I-Min Lee and Eric Shiroma

I-Min Lee and Eric Shiroma

Three generations of HSPH researchers explore health benefits of exercise

July 11, 2013 — In the 1960s, the late epidemiologist Ralph Paffenbarger, Jr. launched a study of men matriculating as undergraduates at Harvard University that would be among the first to link physical activity to a longer, healthier life. While teaching at Stanford in the 1980s, Paffenbarger’s enthusiasm for the work rubbed off on graduate student I-Min Lee, now professor in the Department of Epidemiology at HSPH, and led to a decades-long collaboration between the two researchers that has resulted in numerous studies.

Lee took over the reins of Paffenbarger’s still-ongoing College Alumni Health Study in the 1990s. Since then, she has broadened the scope of the department’s work in physical activity research. While Paffenbarger’s pioneering study only looked at men performing vigorous exercise, Lee studies both genders and has worked to assess the benefits of more moderate physical activities such as walking. Now, her doctoral student Eric Shiroma is carrying on the legacy — with the help of a research award named after Paffenbarger.

The Paffenbarger-Blair Fund for Epidemiological Research on Physical Activity, offered by the American College of Sports Medicine, awards $10,000 annually to a promising young researcher. Paffenbarger himself provided the seed funding, donating money he received as co-recipient of the first International Olympic Committee prize for sport science.

Paffenbarger, who remained an adjunct professor at HSPH until his death at age 84 in 2007, found that men who exercised vigorously, burning 2,000 calories a week, lived longer than those who didn’t. When naysayers questioned whether those extra years were worth the effort, the gentle yet tenacious researcher known as “Paff” to his colleagues observed that exercise not only “adds years to your life but life to your years.” His findings contributed to changes in federal health recommendations and helped lay the groundwork for the modern fitness movement.

Observing that it is healthier in the long run to take up exercising later in life than to be a college athlete turned couch potato, Paffenbarger became an avid long distance runner in his 40s. But the health benefits of a vigorous running habit may be a hard sell for those who are sedentary. Fortunately, Lee’s research has shown that moderate activity can also be beneficial.
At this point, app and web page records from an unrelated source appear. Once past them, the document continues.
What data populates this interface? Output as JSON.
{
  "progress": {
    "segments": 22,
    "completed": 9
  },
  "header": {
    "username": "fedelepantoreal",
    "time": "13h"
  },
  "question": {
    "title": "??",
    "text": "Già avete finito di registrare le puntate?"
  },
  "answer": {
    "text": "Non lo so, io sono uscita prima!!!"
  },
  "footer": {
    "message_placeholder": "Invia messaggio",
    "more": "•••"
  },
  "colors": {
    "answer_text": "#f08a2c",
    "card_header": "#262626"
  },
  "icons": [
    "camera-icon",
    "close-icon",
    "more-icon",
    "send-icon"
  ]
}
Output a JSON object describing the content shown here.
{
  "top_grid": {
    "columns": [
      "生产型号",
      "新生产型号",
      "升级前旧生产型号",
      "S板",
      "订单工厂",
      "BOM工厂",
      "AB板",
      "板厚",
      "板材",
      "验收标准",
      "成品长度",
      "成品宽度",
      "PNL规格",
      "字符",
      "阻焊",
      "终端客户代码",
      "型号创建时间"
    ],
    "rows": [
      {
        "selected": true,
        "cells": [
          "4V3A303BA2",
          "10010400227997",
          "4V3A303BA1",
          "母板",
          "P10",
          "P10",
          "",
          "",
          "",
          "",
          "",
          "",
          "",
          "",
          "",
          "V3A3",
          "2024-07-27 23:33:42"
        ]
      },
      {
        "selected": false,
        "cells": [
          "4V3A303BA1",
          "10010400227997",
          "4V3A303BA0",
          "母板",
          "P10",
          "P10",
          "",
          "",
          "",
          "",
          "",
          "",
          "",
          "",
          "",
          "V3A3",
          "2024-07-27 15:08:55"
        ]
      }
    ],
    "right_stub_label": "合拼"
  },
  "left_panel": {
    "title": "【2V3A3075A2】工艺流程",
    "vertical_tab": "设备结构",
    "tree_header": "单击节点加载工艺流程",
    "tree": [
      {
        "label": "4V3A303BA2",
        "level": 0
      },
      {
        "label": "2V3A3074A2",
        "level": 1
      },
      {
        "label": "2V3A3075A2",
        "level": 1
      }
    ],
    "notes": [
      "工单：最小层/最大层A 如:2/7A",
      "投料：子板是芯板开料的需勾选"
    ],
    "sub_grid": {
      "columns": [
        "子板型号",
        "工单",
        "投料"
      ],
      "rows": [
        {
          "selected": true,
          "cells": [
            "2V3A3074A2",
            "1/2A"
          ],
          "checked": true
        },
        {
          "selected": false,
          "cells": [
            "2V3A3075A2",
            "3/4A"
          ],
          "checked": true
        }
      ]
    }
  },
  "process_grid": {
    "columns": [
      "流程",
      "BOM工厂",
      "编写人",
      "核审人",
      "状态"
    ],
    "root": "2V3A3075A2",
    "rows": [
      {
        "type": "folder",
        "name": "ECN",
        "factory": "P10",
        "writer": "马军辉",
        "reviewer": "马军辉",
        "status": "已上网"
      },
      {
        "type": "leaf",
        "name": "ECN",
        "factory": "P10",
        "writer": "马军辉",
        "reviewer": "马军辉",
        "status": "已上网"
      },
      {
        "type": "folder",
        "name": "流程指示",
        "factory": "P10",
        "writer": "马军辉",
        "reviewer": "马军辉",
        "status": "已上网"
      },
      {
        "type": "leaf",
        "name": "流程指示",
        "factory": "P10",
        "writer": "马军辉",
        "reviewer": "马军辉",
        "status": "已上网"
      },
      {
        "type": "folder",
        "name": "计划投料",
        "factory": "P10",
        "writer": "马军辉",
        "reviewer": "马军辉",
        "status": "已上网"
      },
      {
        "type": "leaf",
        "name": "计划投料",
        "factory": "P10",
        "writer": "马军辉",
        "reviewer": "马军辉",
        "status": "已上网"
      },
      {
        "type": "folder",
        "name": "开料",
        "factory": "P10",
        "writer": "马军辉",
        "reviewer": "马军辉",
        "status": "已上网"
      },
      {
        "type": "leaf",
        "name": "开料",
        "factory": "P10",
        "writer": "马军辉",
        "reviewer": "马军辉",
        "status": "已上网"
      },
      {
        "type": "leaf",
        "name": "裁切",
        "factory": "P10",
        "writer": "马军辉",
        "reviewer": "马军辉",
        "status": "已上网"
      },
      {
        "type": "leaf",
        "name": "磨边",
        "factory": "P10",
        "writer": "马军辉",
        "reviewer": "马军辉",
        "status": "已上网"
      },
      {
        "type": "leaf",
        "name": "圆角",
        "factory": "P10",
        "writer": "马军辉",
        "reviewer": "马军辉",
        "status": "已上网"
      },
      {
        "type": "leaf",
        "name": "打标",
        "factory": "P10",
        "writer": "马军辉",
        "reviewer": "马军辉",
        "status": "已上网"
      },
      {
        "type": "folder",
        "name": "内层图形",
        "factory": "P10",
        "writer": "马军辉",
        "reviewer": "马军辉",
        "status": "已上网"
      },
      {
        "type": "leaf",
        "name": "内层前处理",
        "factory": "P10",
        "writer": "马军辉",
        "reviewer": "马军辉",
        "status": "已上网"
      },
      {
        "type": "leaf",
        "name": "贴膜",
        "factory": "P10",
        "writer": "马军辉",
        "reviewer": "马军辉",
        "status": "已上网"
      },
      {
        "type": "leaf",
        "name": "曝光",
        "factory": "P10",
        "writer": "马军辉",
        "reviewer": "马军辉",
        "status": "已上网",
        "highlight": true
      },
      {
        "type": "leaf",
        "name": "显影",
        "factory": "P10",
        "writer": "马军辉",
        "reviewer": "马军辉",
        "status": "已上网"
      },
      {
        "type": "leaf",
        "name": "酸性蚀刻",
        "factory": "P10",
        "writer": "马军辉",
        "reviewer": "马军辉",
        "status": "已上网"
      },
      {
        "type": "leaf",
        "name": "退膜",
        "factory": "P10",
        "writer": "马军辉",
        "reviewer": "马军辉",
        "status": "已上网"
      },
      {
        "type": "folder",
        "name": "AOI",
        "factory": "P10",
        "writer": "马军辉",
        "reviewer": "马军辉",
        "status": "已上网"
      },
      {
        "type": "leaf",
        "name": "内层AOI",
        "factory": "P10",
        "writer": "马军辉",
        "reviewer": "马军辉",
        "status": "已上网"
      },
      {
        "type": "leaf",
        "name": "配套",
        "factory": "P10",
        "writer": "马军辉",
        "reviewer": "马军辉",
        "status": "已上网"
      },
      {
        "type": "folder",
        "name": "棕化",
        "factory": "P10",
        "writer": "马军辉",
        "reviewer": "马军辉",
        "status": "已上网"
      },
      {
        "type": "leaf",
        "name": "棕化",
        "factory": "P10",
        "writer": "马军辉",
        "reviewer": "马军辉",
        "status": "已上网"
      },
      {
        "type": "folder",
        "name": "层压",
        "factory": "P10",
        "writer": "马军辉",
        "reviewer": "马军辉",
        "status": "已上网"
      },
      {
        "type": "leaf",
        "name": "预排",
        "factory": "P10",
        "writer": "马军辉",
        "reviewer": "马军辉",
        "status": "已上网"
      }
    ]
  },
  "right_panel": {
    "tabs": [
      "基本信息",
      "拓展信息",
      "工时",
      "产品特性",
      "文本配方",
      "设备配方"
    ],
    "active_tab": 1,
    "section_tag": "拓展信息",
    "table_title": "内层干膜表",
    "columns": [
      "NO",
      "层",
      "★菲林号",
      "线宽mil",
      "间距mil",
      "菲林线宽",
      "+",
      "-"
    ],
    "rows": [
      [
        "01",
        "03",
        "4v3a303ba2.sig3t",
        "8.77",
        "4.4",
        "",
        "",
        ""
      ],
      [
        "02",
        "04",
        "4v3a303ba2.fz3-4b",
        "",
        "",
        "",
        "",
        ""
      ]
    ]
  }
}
In a study published earlier this year, Lee and her colleagues found that adults over 40 who walked briskly for 75 minutes each week — roughly 11 minutes a day —lived 1.8 years longer than those who didn’t exercise at all. Those who got the federally recommended minimum of 150 minutes of moderate exercise a week — 30 minutes every five days or 22 minutes every seven days — gained 3.4 years.

“What we found is really encouraging,” Lee told Harvard Magazine in an interview earlier this year. “If you do a little, you get a fairly good gain in years.” More may be necessary to avoid weight gain, she said, but aiming for some daily physical activity is a good place to start.

Lee and Shiroma are now working to provide evidence that can lead to recommendations for light physical activity. This has been difficult to assess in the past, Lee said, because study subjects have trouble accurately reporting the amount of time they spend doing light daily activities such as dusting or folding laundry.

New technology is helping to solve that problem. Accelerometers track a subject’s level of movement, whether they are out for a run or watching TV. But experts disagree about whether the devices should be worn at the waist or on the wrist. Subjects are more compliant when wearing wrist accelerometers, but the device may over-report movement for someone who talks with their hands, for example. Conversely, a device worn on the belt may not pick up some types of activity, such as weightlifting.

Shiroma is working to compare data collected from the two different placements of the device. An avid exerciser since taking up competitive swimming and martial arts at a young age, Shiroma also hopes to shine light on the potential benefits of including strength training in regular physical activity routines.

“I am honored to receive an award in Dr. Paffenbarger’s name, and look forward to furthering our understanding of the relationship between physical activity and health,” Shiroma said.

Amy Roeder

Photo: Aubrey Calo